Provided data →
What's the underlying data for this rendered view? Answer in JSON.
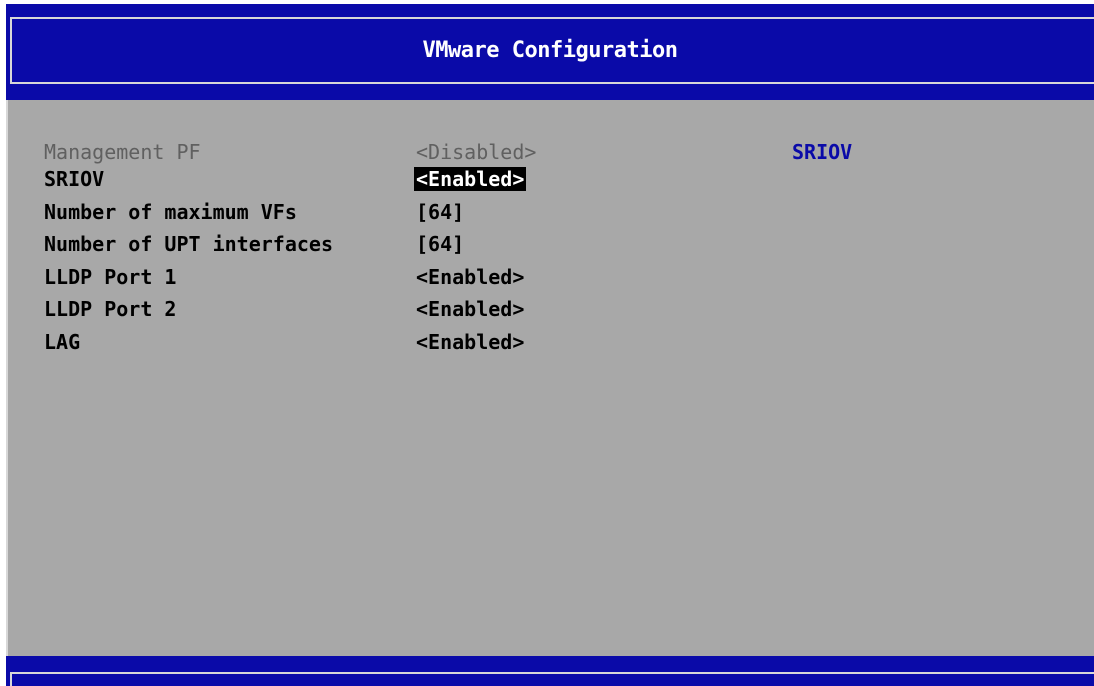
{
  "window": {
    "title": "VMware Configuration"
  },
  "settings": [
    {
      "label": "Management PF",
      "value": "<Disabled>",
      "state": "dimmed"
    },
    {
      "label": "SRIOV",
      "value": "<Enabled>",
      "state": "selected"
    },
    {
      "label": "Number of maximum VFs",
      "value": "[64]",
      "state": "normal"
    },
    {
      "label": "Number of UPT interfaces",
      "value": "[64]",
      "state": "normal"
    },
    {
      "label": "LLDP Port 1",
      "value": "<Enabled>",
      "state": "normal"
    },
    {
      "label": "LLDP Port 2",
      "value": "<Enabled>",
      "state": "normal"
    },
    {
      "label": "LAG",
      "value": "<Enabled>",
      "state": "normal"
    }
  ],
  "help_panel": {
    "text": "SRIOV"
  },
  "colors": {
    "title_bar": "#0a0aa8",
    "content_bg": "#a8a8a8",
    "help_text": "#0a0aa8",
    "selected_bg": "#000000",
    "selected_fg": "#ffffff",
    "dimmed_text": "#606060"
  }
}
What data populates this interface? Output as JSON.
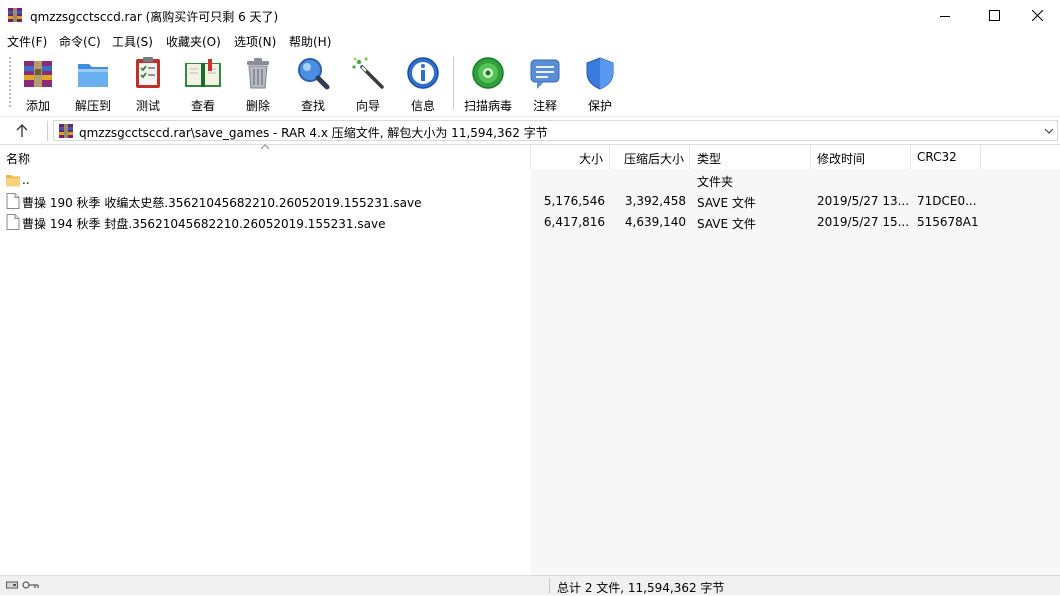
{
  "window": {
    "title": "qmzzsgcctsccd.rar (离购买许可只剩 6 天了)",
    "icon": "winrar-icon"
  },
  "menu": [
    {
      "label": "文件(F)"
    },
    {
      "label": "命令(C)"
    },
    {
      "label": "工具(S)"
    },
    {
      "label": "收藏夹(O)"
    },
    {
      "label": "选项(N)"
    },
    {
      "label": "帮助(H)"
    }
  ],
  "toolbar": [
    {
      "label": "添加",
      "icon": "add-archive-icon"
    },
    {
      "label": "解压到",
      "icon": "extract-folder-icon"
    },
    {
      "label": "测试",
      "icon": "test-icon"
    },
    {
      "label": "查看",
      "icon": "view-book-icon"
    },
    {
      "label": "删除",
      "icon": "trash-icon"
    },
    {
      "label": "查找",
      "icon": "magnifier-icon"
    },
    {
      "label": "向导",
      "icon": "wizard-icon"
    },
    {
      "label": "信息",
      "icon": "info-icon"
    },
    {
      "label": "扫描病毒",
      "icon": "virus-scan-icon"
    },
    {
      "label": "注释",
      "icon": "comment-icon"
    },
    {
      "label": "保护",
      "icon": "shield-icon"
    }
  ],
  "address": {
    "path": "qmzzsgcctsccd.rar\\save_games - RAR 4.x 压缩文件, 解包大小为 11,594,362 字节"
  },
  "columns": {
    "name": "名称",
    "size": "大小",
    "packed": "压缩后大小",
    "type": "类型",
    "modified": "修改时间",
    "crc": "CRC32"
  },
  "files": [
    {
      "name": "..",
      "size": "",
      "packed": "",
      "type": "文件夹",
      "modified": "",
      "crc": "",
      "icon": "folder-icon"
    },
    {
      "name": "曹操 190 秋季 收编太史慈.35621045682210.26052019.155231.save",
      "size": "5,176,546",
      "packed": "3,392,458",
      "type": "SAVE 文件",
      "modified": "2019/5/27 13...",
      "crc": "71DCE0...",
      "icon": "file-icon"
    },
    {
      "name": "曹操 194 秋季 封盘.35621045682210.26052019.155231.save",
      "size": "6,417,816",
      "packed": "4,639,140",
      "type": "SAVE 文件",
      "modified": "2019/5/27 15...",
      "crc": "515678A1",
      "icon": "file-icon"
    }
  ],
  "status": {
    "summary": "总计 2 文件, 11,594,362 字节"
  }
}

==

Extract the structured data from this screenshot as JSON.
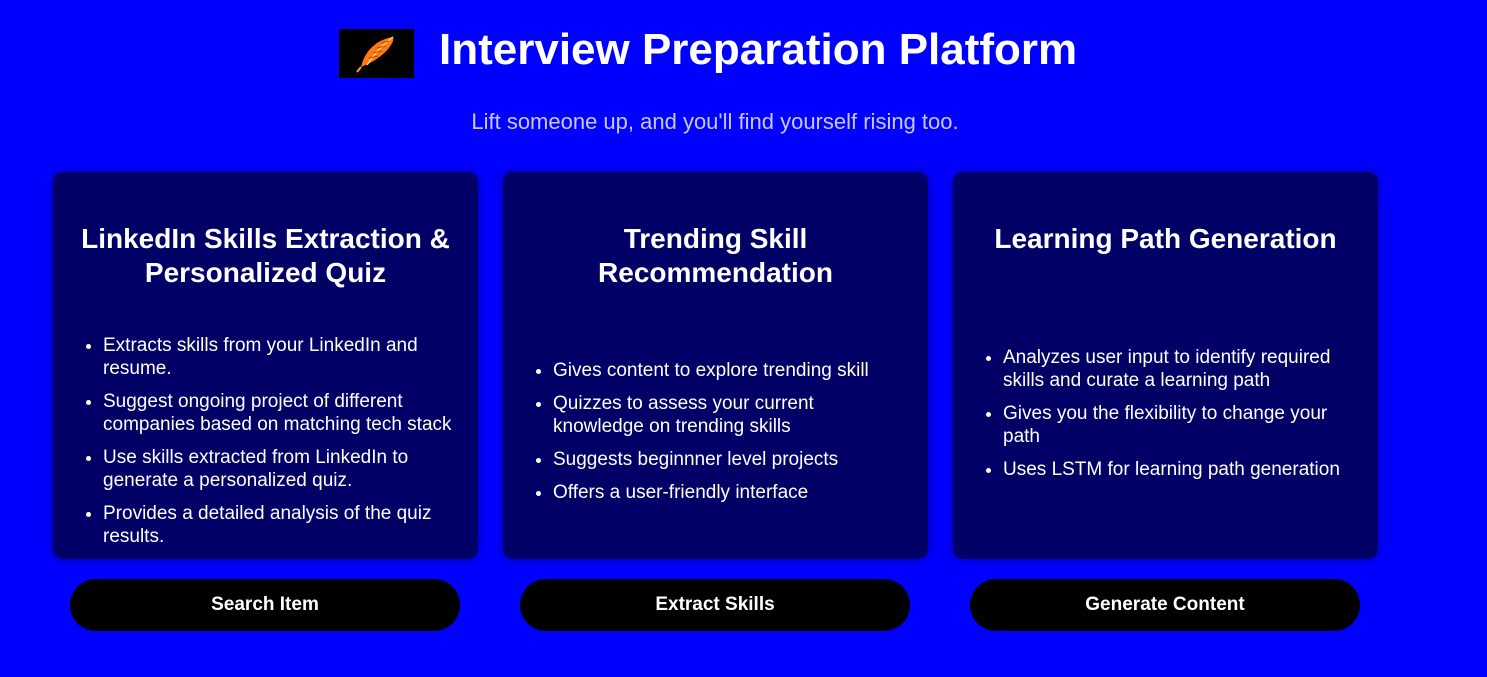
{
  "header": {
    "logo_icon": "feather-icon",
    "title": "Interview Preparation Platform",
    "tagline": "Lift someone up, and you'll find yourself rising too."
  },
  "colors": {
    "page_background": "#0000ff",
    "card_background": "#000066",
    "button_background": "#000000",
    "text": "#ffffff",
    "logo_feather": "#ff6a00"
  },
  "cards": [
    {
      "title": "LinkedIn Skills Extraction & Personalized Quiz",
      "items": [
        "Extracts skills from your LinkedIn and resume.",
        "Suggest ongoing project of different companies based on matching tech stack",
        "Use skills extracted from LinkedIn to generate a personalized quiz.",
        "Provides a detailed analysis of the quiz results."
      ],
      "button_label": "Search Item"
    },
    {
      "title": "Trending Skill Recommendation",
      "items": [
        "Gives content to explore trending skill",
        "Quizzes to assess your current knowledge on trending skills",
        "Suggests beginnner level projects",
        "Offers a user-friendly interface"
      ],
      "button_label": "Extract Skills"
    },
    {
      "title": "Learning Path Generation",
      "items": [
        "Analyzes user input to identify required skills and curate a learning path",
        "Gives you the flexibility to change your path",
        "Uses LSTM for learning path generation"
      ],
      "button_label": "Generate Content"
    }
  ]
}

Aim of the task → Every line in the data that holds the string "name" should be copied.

Result of this exercise →
    "name": "名称",
      "name": "..",
      "name": "曹操 190 秋季 收编太史慈.35621045682210.26052019.155231.save",
      "name": "曹操 194 秋季 封盘.35621045682210.26052019.155231.save",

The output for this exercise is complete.